Faculty of Graduate Studies: http://fgs.athabascau.ca/

Tri-Council Policy: Ethical Conduct for Research Involving Humans: http://www.pre.ethics.gc.ca/eng/policy-politique/initiatives/tcps2-eptc2/Default/

Intellectual Property Institute of Canada: http://www.ipic.ca/

Christopher S. Wilson, Intellectual Property for Solicitors – 2010 update paper 1.1: Overview of Intellectual Property, Continuing Legal Education of British Columbia, November 2010.

David Vaver, Intellectual Property Law, 2d ed (Toronto: Irwin Law Inc., 2011)

Henri Charmasson, John Buchaca, Neil Milton, Diana Byron, Canadian Intellectual Property Law for Dummies, special ed (Mississauga: John Wiley & Sons Canada, Ltd., 2009)

World Intellectual Property Organization. What is Intellectual Property? Online WIPO http://www.wipo.int/edocs/pubdocs/en/intproperty/450/wipo_pub_450.pdf

World Intellectual Property Organization, Intellectual Property Handbook, online WIPO http://www.wipo.int/edocs/pubdocs/en/intproperty/489/wipo_pub_489.pdf

Appendix E: Acknowledgements

Consultation was sought from the following groups and individuals at AU: Deans, Chair of CDE, OPVPA, Copyright office, AUFA, OAVP Research, and AUGSA.

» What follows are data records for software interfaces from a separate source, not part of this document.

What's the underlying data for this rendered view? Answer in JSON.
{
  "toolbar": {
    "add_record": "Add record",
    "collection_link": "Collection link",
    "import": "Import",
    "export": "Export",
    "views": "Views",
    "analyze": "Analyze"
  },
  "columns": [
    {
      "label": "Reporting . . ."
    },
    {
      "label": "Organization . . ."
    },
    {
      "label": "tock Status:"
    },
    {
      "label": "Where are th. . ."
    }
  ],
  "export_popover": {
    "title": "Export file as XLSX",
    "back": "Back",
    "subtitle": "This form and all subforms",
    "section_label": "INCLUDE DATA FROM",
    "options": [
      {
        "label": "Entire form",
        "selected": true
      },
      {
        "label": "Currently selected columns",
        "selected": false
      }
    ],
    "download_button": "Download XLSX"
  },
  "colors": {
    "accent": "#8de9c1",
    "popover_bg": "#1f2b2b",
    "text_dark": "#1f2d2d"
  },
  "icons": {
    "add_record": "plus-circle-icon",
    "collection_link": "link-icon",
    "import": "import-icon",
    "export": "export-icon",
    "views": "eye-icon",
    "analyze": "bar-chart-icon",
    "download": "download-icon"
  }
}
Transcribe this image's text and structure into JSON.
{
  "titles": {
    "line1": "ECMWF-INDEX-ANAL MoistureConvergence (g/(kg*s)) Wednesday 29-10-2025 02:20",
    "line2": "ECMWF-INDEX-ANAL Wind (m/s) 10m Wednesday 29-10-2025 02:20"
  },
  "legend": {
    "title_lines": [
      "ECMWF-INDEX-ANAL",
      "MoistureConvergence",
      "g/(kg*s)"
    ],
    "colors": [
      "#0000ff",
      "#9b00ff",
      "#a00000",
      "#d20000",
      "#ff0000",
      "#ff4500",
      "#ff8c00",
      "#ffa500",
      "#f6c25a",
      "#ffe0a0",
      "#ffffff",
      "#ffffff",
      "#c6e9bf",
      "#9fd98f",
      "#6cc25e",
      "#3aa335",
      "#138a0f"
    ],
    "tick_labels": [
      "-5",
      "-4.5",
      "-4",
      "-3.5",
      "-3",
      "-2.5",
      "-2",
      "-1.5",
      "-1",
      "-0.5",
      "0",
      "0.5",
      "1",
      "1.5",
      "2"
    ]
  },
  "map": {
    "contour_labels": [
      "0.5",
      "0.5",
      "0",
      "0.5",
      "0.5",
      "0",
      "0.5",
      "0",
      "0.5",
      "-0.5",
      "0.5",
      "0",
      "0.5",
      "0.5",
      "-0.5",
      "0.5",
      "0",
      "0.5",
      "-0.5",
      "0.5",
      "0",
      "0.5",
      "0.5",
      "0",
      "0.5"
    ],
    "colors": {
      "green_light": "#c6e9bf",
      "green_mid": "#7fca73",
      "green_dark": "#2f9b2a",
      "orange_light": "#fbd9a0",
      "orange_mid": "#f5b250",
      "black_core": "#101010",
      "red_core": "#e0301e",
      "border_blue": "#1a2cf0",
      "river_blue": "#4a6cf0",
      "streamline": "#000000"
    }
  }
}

University of Manitoba Faculty of Graduate Studies (2009). Intellectual Property Guidelines for Graduate Students at the University of Manitoba.

University of Alberta, Research Services Office, OVP Research, & FGSR. (2004). Intellectual Property Guidelines.

University of Calgary Faculty of Graduate Studies Advisory Committee. (1994). Graduate Studies FAQs regarding the University of Calgary’s Intellectual Property Policy.

University of Saskatchewan, Faculty of Graduate Studies & Research. (2012). Policies and Procedures Manual.

University of Toronto, Faculty of Graduate Studies. (2007). Intellectual property Guidelines for Graduate Students and Supervisors at the University of Toronto.

University of British Columbia, Faculty of Graduate Studies
https://www.grad.ubc.ca/intellectual-property-guide/introduction